consequence and we
it makes the belief more
verify the consequence This is where we draw
plausible.
than it makes the belief comparisons to things that
more plausible. appear related, but aren’t.

POLYA POLYA POLYA


PATTERN PATTERN PATTERN
© Matt Caulfield © Matt Caulfield
© Matt Caulfield

DISPROVE THE COMPARISON INTENT


CONVERSE WITH RANDOM
What makes them make
this statement?
The plausibility of a If the belief can be
belief increases as a shown to be able to Concentrate on the
rival conjecture is predict results better intention behind it.
disproved. than random guessing
then it is more credible. Highlight the positive
function of the idea, or
challenge the negative
one.

POLYA POLYA SLEIGHT OF


PATTERN PATTERN MOUTH
© Matt Caulfield © Matt Caulfield
© Matt Caulfield
CONSEQUENCES ANOTHER COUNTER-
OUTCOME EXAMPLE
Look for the
Offer an alternative Use an exception
consequence (even an
outcome of the belief. where their statement
unintentional
would not be true
consequence) which “Maybe you don’t need (useful if the structure
can lead to the belief ABC, maybe you need of the belief includes a
being challenged.
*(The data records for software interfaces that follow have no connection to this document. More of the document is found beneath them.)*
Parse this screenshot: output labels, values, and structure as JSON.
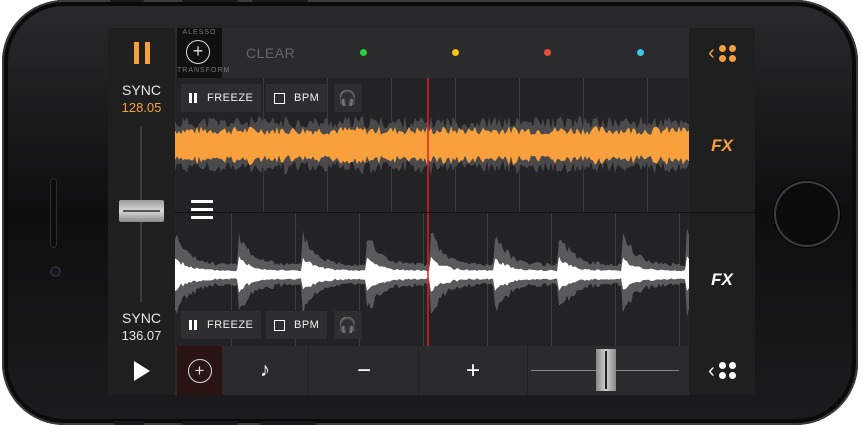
{
  "topbar": {
    "effect_caption_top": "ALESSO",
    "effect_caption_bottom": "TRANSFORM",
    "clear_label": "CLEAR",
    "pad_colors": [
      "#2ecc40",
      "#f1c40f",
      "#e74c3c",
      "#3fc6f0"
    ]
  },
  "deck_a": {
    "sync_label": "SYNC",
    "bpm": "128.05",
    "freeze_label": "FREEZE",
    "bpm_label": "BPM",
    "fx_label": "FX",
    "waveform_color": "#f7a03c"
  },
  "deck_b": {
    "sync_label": "SYNC",
    "bpm": "136.07",
    "freeze_label": "FREEZE",
    "bpm_label": "BPM",
    "fx_label": "FX",
    "waveform_color": "#ffffff"
  },
  "bottombar": {
    "minus_label": "−",
    "plus_label": "+"
  },
  "colors": {
    "accent": "#f5a040",
    "playhead": "#e02020"
  }
}
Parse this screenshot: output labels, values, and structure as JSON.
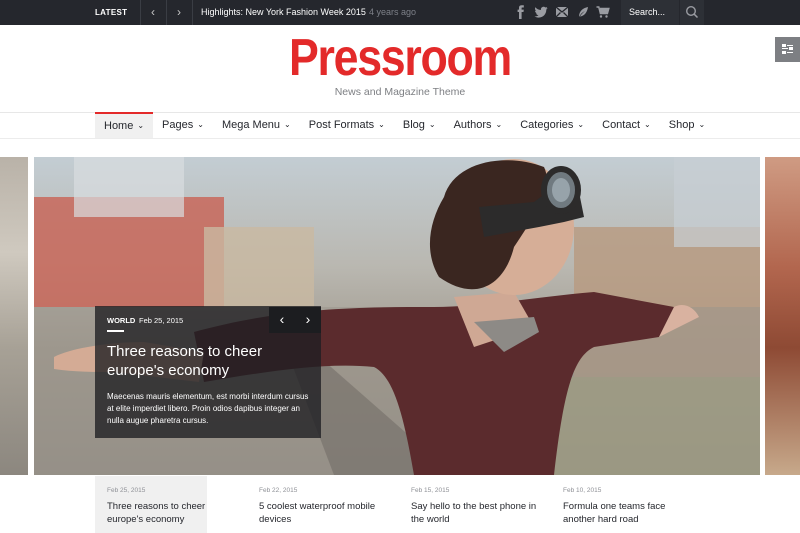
{
  "topbar": {
    "latest_label": "LATEST",
    "prev_arrow": "‹",
    "next_arrow": "›",
    "news_label": "Highlights: New York Fashion Week 2015",
    "news_ago": "4 years ago",
    "search_placeholder": "Search..."
  },
  "header": {
    "logo": "Pressroom",
    "tagline": "News and Magazine Theme"
  },
  "menu": {
    "items": [
      {
        "label": "Home"
      },
      {
        "label": "Pages"
      },
      {
        "label": "Mega Menu"
      },
      {
        "label": "Post Formats"
      },
      {
        "label": "Blog"
      },
      {
        "label": "Authors"
      },
      {
        "label": "Categories"
      },
      {
        "label": "Contact"
      },
      {
        "label": "Shop"
      }
    ]
  },
  "slider": {
    "category": "WORLD",
    "date": "Feb 25, 2015",
    "title": "Three reasons to cheer europe's economy",
    "excerpt": "Maecenas mauris elementum, est morbi interdum cursus at elite imperdiet libero. Proin odios dapibus integer an nulla augue pharetra cursus.",
    "prev": "‹",
    "next": "›"
  },
  "bottom_posts": [
    {
      "date": "Feb 25, 2015",
      "title": "Three reasons to cheer europe's economy"
    },
    {
      "date": "Feb 22, 2015",
      "title": "5 coolest waterproof mobile devices"
    },
    {
      "date": "Feb 15, 2015",
      "title": "Say hello to the best phone in the world"
    },
    {
      "date": "Feb 10, 2015",
      "title": "Formula one teams face another hard road"
    }
  ],
  "colors": {
    "accent": "#e32a2a",
    "topbar_bg": "#25272d",
    "text_dark": "#25272d",
    "text_muted": "#7d7f83"
  }
}
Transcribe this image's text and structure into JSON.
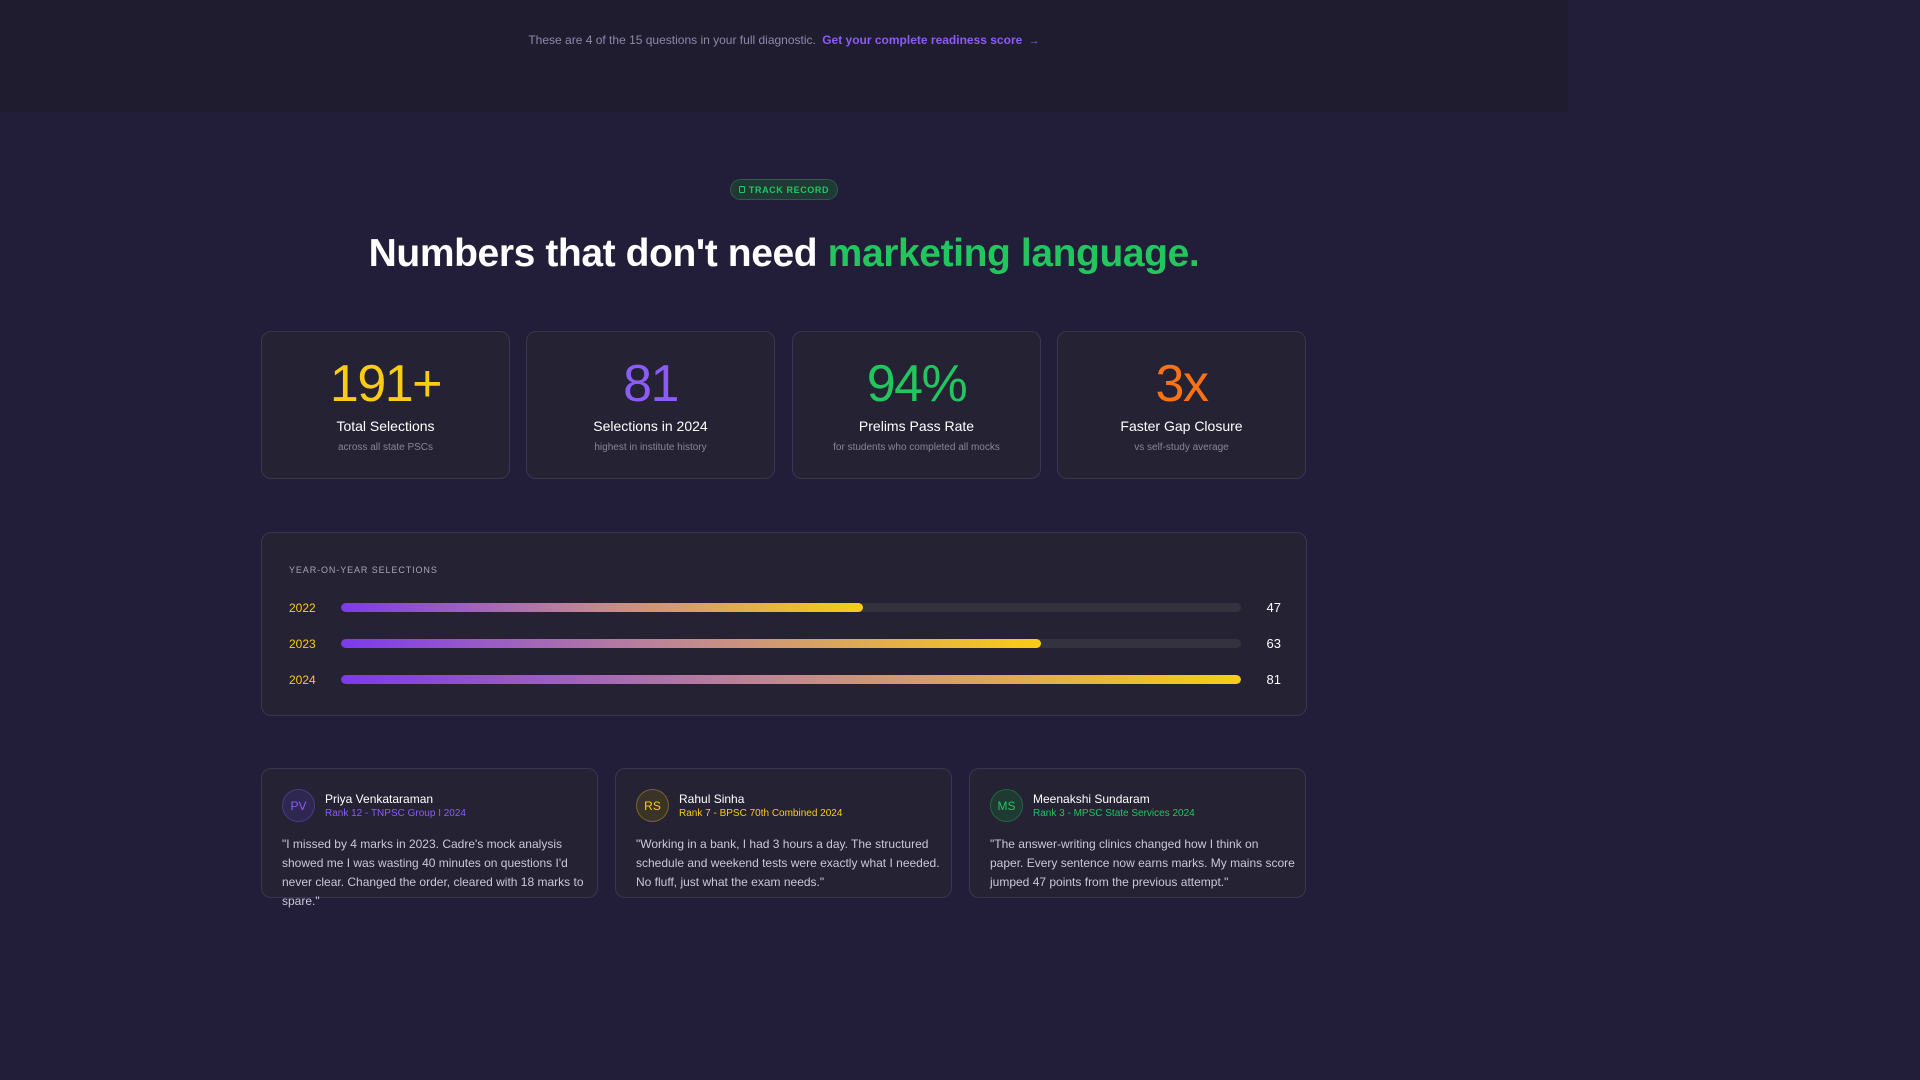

XYZ?” (Universal) Quantifier
as evidence to that
belief).

SLEIGHT OF SLEIGHT OF SLEIGHT OF


MOUTH MOUTH MOUTH
© Matt Caulfield © Matt Caulfield © Matt Caulfield

APPLY TO SELF REALITY MODEL OF THE


STRATEGY WORLD
Turn the comment Delve behind the belief Demonstrate that the
around onto them - by to their perceptions belief is only true in their
saying (or implying) the about the world. understanding or model
consequence they Challenge the of the world. Give
suggest is applicable perceptions the belief is alternative models as
for you, really is based on. counter examples.
applicable for them.

SLEIGHT OF SLEIGHT OF SLEIGHT OF


MOUTH MOUTH MOUTH
© Matt Caulfield © Matt Caulfield
© Matt Caulfield

META FRAME CHANGE HIERARCHY OF


FRAME SIZE CRITERIA
Challenge the basis
behind the belief, rather Extend the implications Challenge the idea
than the belief. from the belief to some according to more
bigger (or perhaps a essential criteria,
This can be a rather more compact) scale in recommending
aggressive attack. It is order to a bigger (or something more
“an all” out strategy, shorter) time period. important they must be
don’t use it lightly! thinking about.

SLEIGHT OF SLEIGHT OF SLEIGHT OF


MOUTH MOUTH MOUTH
© Matt Caulfield © Matt Caulfield © Matt Caulfield
CHUNK DOWN CHUNK (BLOW) METAPHOR OR
UP ANALOGY
Much like a lose thread
can unravel a knitted Exaggerate the belief to
jumper. Chunking down an absurd level in order Using an example, story
to a specific part of the to challenge it. Taking it or demonstration to
belief and pulling that out of the context it is in. challenge the belief.
apart can unravel the
whole belief.

SLEIGHT OF SLEIGHT OF
SLEIGHT OF
MOUTH MOUTH
MOUTH
© Matt Caulfield
© Matt Caulfield © Matt Caulfield

REDEFINE TIMELINE REDIRECT


Redefine the meaning
of the words used in the
structure of the belief. Challenge the belief on Attack the belief by
the basis of when and questioning the
You can redefine the how long it holds true. underlying beneficial
cause or effect or the motives.
resulting meaning
(complex equivalence).

(ADDITIONAL) (ADDITIONAL)
SLEIGHT OF
SLEIGHT OF SLEIGHT OF
MOUTH
MOUTH MOUTH
© Matt Caulfield © Matt Caulfield © Matt Caulfield

Card back to cut out and stick to


your cards!